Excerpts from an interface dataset
* * *

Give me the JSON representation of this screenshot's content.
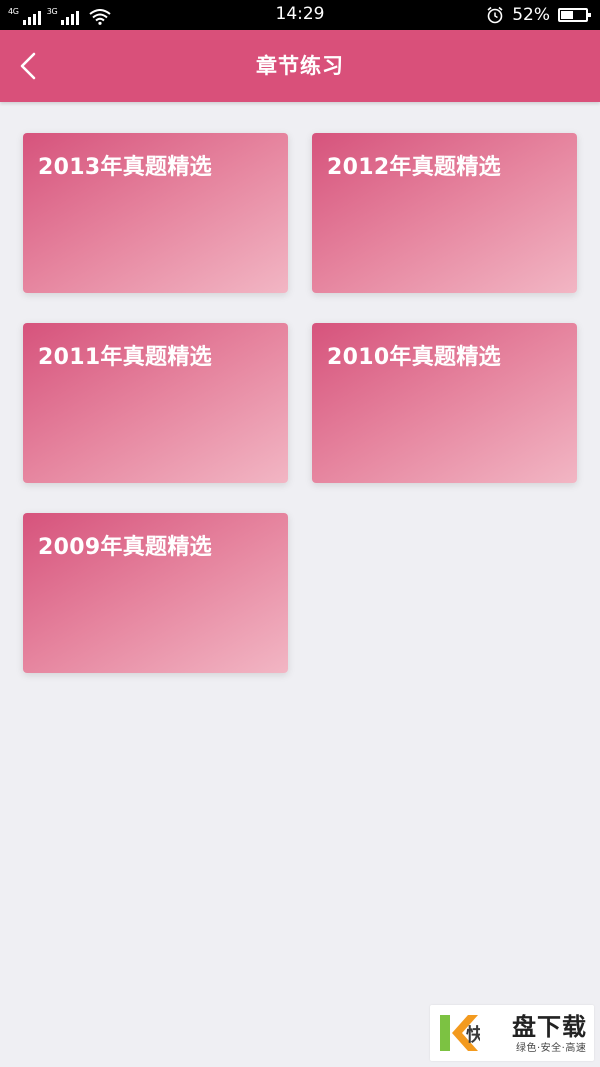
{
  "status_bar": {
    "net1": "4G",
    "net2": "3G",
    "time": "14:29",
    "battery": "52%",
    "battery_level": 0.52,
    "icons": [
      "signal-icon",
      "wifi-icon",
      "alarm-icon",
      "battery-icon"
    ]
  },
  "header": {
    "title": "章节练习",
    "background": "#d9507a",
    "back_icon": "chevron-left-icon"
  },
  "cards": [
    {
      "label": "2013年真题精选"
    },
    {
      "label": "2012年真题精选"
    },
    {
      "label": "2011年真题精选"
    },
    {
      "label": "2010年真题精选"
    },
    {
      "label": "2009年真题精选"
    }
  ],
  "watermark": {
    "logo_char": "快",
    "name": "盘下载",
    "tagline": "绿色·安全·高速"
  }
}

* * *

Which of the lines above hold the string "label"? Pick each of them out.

▶ [Task answer]
      "label": "2013年真题精选"
      "label": "2012年真题精选"
      "label": "2011年真题精选"
      "label": "2010年真题精选"
      "label": "2009年真题精选"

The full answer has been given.